Requirement: The entries below are to be reproduced exactly, with their pictures omitted.

Data under study:

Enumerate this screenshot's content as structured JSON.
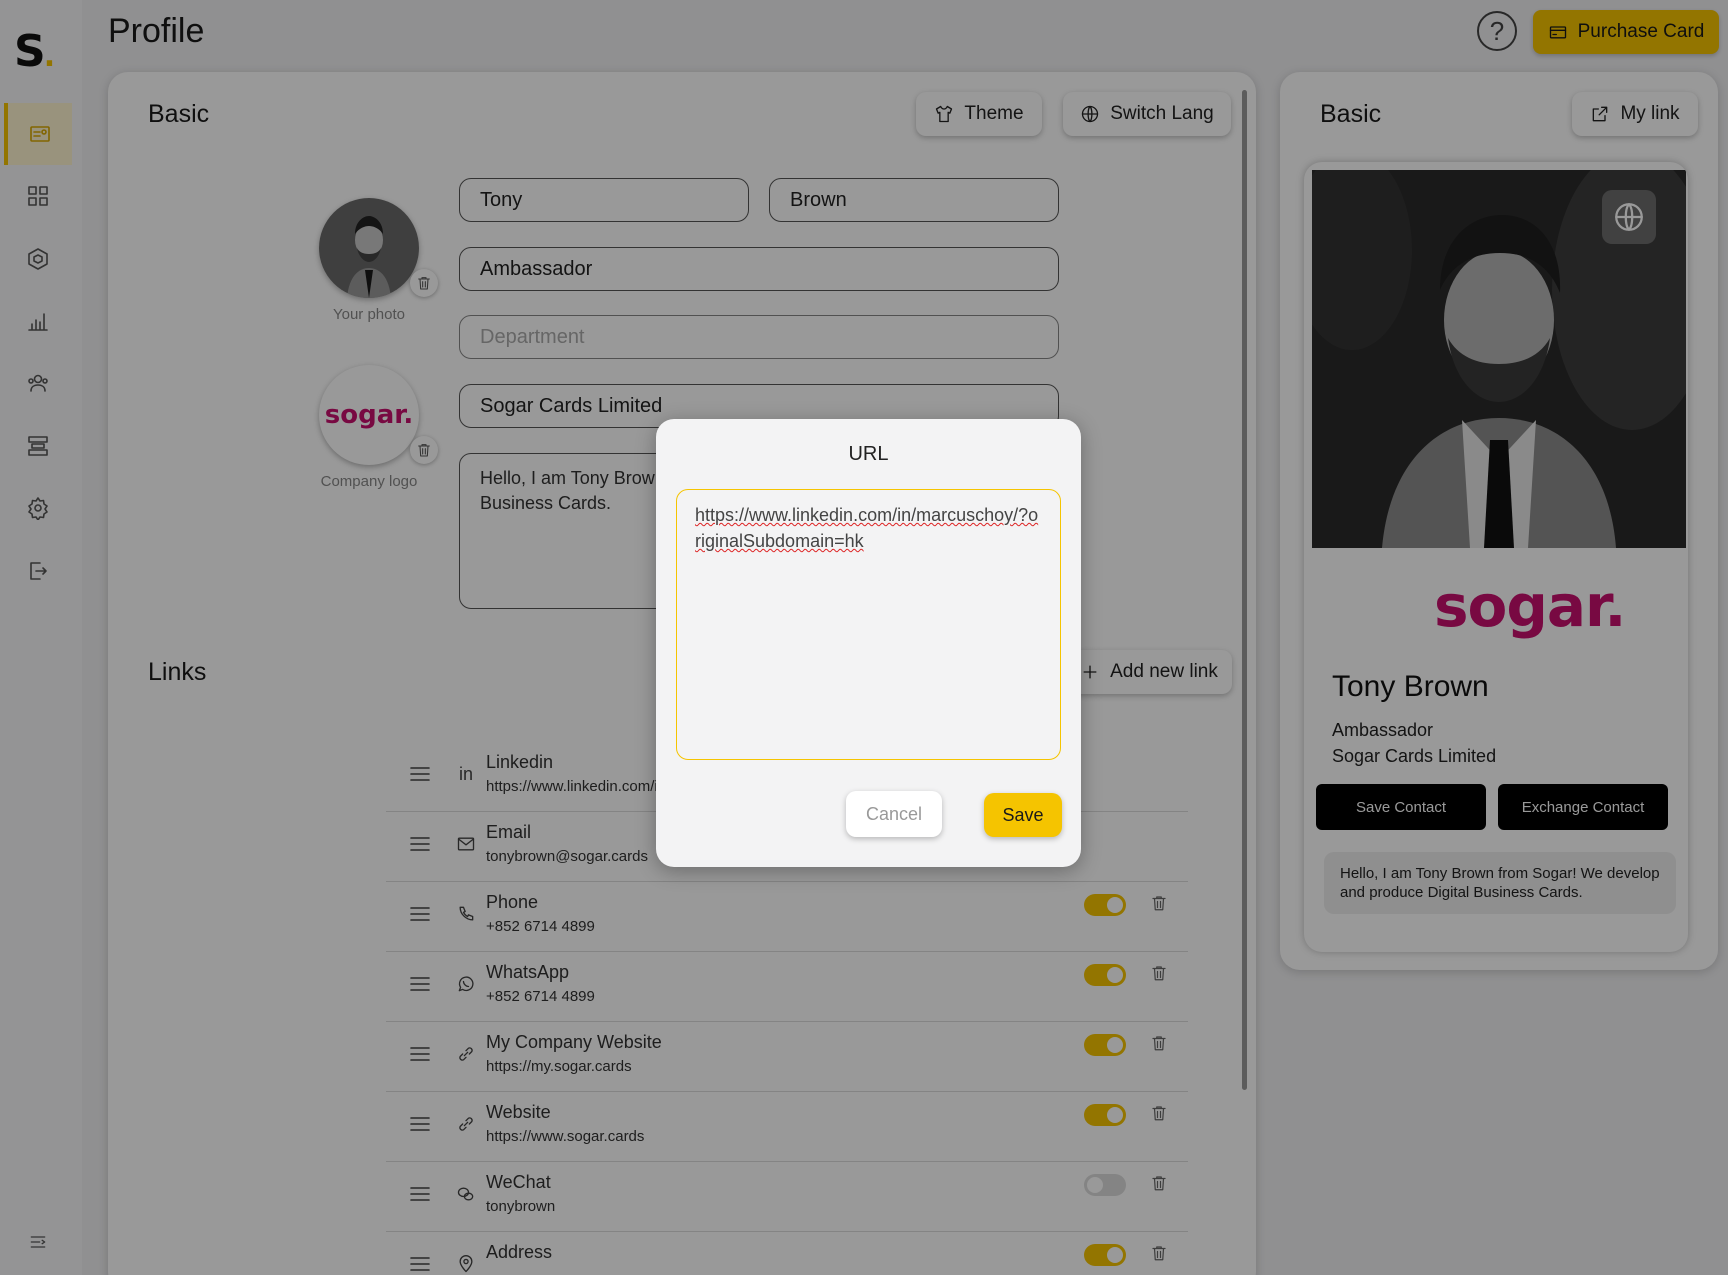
{
  "app": {
    "logo_text": "S",
    "logo_dot": "."
  },
  "header": {
    "title": "Profile",
    "help_label": "?",
    "purchase_label": "Purchase Card"
  },
  "sidebar": {
    "items": [
      {
        "name": "profile",
        "icon": "profile-card-icon",
        "active": true
      },
      {
        "name": "dashboard",
        "icon": "grid-icon"
      },
      {
        "name": "products",
        "icon": "hexagon-icon"
      },
      {
        "name": "analytics",
        "icon": "bar-chart-icon"
      },
      {
        "name": "contacts",
        "icon": "users-icon"
      },
      {
        "name": "layouts",
        "icon": "layout-icon"
      },
      {
        "name": "settings",
        "icon": "gear-icon"
      },
      {
        "name": "logout",
        "icon": "logout-icon"
      }
    ],
    "collapse_icon": "collapse-menu-icon"
  },
  "basic": {
    "title": "Basic",
    "theme_label": "Theme",
    "switch_lang_label": "Switch Lang",
    "first_name": "Tony",
    "last_name": "Brown",
    "job_title": "Ambassador",
    "department_placeholder": "Department",
    "company": "Sogar Cards Limited",
    "bio": "Hello, I am Tony Brown from Sogar! We develop and produce Digital Business Cards.",
    "photo_label": "Your photo",
    "logo_label": "Company logo",
    "company_logo_text": "sogar."
  },
  "links": {
    "title": "Links",
    "add_label": "Add new link",
    "items": [
      {
        "name": "Linkedin",
        "value": "https://www.linkedin.com/in/marcuschoy/?originalSubdomain=hk",
        "icon": "linkedin-icon",
        "enabled": true
      },
      {
        "name": "Email",
        "value": "tonybrown@sogar.cards",
        "icon": "mail-icon",
        "enabled": true
      },
      {
        "name": "Phone",
        "value": "+852 6714 4899",
        "icon": "phone-icon",
        "enabled": true
      },
      {
        "name": "WhatsApp",
        "value": "+852 6714 4899",
        "icon": "whatsapp-icon",
        "enabled": true
      },
      {
        "name": "My Company Website",
        "value": "https://my.sogar.cards",
        "icon": "link-icon",
        "enabled": true
      },
      {
        "name": "Website",
        "value": "https://www.sogar.cards",
        "icon": "link-icon",
        "enabled": true
      },
      {
        "name": "WeChat",
        "value": "tonybrown",
        "icon": "wechat-icon",
        "enabled": false
      },
      {
        "name": "Address",
        "value": "",
        "icon": "location-icon",
        "enabled": true
      }
    ]
  },
  "preview": {
    "title": "Basic",
    "my_link_label": "My link",
    "brand": "sogar.",
    "name": "Tony Brown",
    "role": "Ambassador",
    "company": "Sogar Cards Limited",
    "save_contact": "Save Contact",
    "exchange_contact": "Exchange Contact",
    "bio": "Hello, I am Tony Brown from Sogar! We develop and produce Digital Business Cards."
  },
  "modal": {
    "title": "URL",
    "value": "https://www.linkedin.com/in/marcuschoy/?originalSubdomain=hk",
    "cancel_label": "Cancel",
    "save_label": "Save"
  },
  "colors": {
    "accent": "#f5c400",
    "brand": "#c8106e",
    "overlay": "rgba(0,0,0,0.4)"
  }
}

Task result:
Enumerate this screenshot's content as structured JSON.
{
  "app": {
    "logo_text": "S",
    "logo_dot": "."
  },
  "header": {
    "title": "Profile",
    "help_label": "?",
    "purchase_label": "Purchase Card"
  },
  "sidebar": {
    "items": [
      {
        "name": "profile",
        "icon": "profile-card-icon",
        "active": true
      },
      {
        "name": "dashboard",
        "icon": "grid-icon"
      },
      {
        "name": "products",
        "icon": "hexagon-icon"
      },
      {
        "name": "analytics",
        "icon": "bar-chart-icon"
      },
      {
        "name": "contacts",
        "icon": "users-icon"
      },
      {
        "name": "layouts",
        "icon": "layout-icon"
      },
      {
        "name": "settings",
        "icon": "gear-icon"
      },
      {
        "name": "logout",
        "icon": "logout-icon"
      }
    ],
    "collapse_icon": "collapse-menu-icon"
  },
  "basic": {
    "title": "Basic",
    "theme_label": "Theme",
    "switch_lang_label": "Switch Lang",
    "first_name": "Tony",
    "last_name": "Brown",
    "job_title": "Ambassador",
    "department_placeholder": "Department",
    "company": "Sogar Cards Limited",
    "bio": "Hello, I am Tony Brown from Sogar! We develop and produce Digital Business Cards.",
    "photo_label": "Your photo",
    "logo_label": "Company logo",
    "company_logo_text": "sogar."
  },
  "links": {
    "title": "Links",
    "add_label": "Add new link",
    "items": [
      {
        "name": "Linkedin",
        "value": "https://www.linkedin.com/in/marcuschoy/?originalSubdomain=hk",
        "icon": "linkedin-icon",
        "enabled": true
      },
      {
        "name": "Email",
        "value": "tonybrown@sogar.cards",
        "icon": "mail-icon",
        "enabled": true
      },
      {
        "name": "Phone",
        "value": "+852 6714 4899",
        "icon": "phone-icon",
        "enabled": true
      },
      {
        "name": "WhatsApp",
        "value": "+852 6714 4899",
        "icon": "whatsapp-icon",
        "enabled": true
      },
      {
        "name": "My Company Website",
        "value": "https://my.sogar.cards",
        "icon": "link-icon",
        "enabled": true
      },
      {
        "name": "Website",
        "value": "https://www.sogar.cards",
        "icon": "link-icon",
        "enabled": true
      },
      {
        "name": "WeChat",
        "value": "tonybrown",
        "icon": "wechat-icon",
        "enabled": false
      },
      {
        "name": "Address",
        "value": "",
        "icon": "location-icon",
        "enabled": true
      }
    ]
  },
  "preview": {
    "title": "Basic",
    "my_link_label": "My link",
    "brand": "sogar.",
    "name": "Tony Brown",
    "role": "Ambassador",
    "company": "Sogar Cards Limited",
    "save_contact": "Save Contact",
    "exchange_contact": "Exchange Contact",
    "bio": "Hello, I am Tony Brown from Sogar! We develop and produce Digital Business Cards."
  },
  "modal": {
    "title": "URL",
    "value": "https://www.linkedin.com/in/marcuschoy/?originalSubdomain=hk",
    "cancel_label": "Cancel",
    "save_label": "Save"
  },
  "colors": {
    "accent": "#f5c400",
    "brand": "#c8106e",
    "overlay": "rgba(0,0,0,0.4)"
  }
}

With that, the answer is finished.